# MATERIAL FOR THE TASK
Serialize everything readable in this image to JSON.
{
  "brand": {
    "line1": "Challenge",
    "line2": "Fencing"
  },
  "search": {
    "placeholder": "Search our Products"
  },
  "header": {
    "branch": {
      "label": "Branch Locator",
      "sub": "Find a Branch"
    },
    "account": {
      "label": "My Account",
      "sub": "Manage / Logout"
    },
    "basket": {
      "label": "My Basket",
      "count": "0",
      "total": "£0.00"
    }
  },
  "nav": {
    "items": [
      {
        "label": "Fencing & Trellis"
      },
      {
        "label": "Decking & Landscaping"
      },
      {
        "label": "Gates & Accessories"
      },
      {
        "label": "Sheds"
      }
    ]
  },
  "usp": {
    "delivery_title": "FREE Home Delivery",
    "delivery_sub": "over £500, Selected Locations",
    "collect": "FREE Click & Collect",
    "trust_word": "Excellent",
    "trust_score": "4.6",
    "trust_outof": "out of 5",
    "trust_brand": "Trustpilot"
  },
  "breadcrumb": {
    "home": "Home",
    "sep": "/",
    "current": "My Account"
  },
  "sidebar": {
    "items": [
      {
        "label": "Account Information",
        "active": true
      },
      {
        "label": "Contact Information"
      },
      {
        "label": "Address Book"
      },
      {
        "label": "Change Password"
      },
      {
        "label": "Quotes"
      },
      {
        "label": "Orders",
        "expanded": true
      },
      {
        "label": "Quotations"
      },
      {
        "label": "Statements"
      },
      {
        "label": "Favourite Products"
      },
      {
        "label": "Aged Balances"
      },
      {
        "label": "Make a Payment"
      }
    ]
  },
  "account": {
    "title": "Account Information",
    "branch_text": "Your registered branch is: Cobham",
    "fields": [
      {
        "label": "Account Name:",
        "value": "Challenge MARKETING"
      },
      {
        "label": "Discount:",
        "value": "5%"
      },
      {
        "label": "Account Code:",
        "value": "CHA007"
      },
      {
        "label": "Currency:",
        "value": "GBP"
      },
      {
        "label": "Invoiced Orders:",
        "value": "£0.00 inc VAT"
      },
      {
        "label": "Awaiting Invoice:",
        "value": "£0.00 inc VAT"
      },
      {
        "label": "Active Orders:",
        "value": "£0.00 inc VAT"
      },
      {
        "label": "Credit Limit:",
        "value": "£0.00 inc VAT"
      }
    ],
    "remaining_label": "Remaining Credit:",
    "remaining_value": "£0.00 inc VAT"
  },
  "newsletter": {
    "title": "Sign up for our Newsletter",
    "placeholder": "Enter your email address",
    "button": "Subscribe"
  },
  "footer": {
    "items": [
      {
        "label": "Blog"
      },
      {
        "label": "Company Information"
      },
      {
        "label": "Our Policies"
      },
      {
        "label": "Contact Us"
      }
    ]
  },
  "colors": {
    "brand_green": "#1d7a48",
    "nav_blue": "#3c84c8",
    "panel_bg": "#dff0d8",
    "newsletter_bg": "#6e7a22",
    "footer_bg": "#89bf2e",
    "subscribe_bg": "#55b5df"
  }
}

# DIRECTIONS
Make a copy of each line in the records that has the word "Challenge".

# WRITTEN RESPONSE
    "line1": "Challenge",
        "value": "Challenge MARKETING"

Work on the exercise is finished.